“The validity of the Village as
an ethnically, racially and
religiously diverse Village is built,
in part, on the strength of
its immigrant communities.”

Oak Park Welcoming Village Ordinance
adopted February 6, 2017


The Village of Board of Trustees has adopted an ordinance designating the community as a welcoming Village where citizenship or immigration status does not factor into any interaction between individuals and municipal employees.

Working closely with several human rights advocacy groups, the ordinance codifies the longstanding practice among Village employees — including members of the Oak Park Police Department — of not collecting or maintaining information related to the immigration status of Village residents and visitors.

Village officials stressed that the ordinance does not violate federal law, but clarifies communications and enforcement relationships between the Village and the federal government.
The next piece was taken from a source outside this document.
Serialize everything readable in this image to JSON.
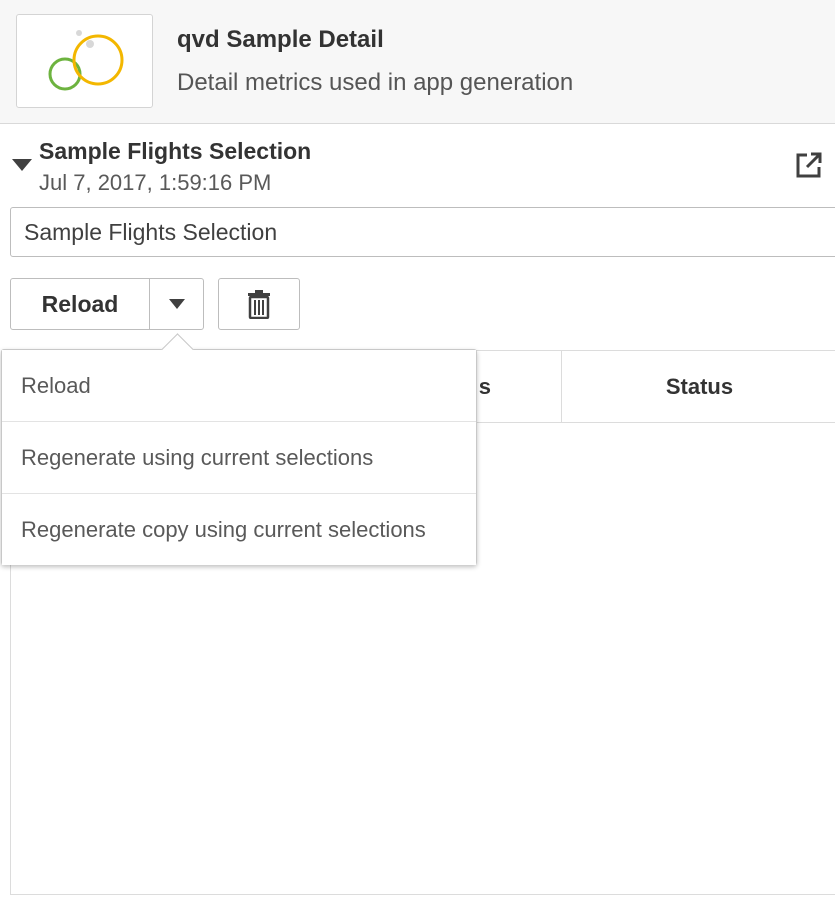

Officials said the ordinance makes it clear that immigration is a federal issue and does not involve the Village or its employees.

In most respects, the ordinance means business as usual in Oak Park since the Village has never routinely included questions about citizenship or immigration status in interactions with residents or visitors.

The Welcoming Village ordinance underscores Oak Park’s longstanding commitment to being a welcoming and diverse community.

In 1968, the Village became one of the first municipalities in the country to adopt and enforce a Human Rights Ordinance protecting the rights of individuals within the classes of race, sex, color, religion, ancestry, national origin, veteran status, sexual orientation, age, marital status, familial status or disability in the purchasing, leasing, securing a loan, renting or occupying housing or other real estate.

Officials said the new Welcoming Village Ordinance shares the underlying intent of the local Human Rights Ordinance adopted by Oak Park nearly 50 years ago. Both ordinances are about discrimination, they said, and this latest effort confirms that municipal employees will not pre-judge someone’s right to be a part of our community.

A copy of the ordinance is posted at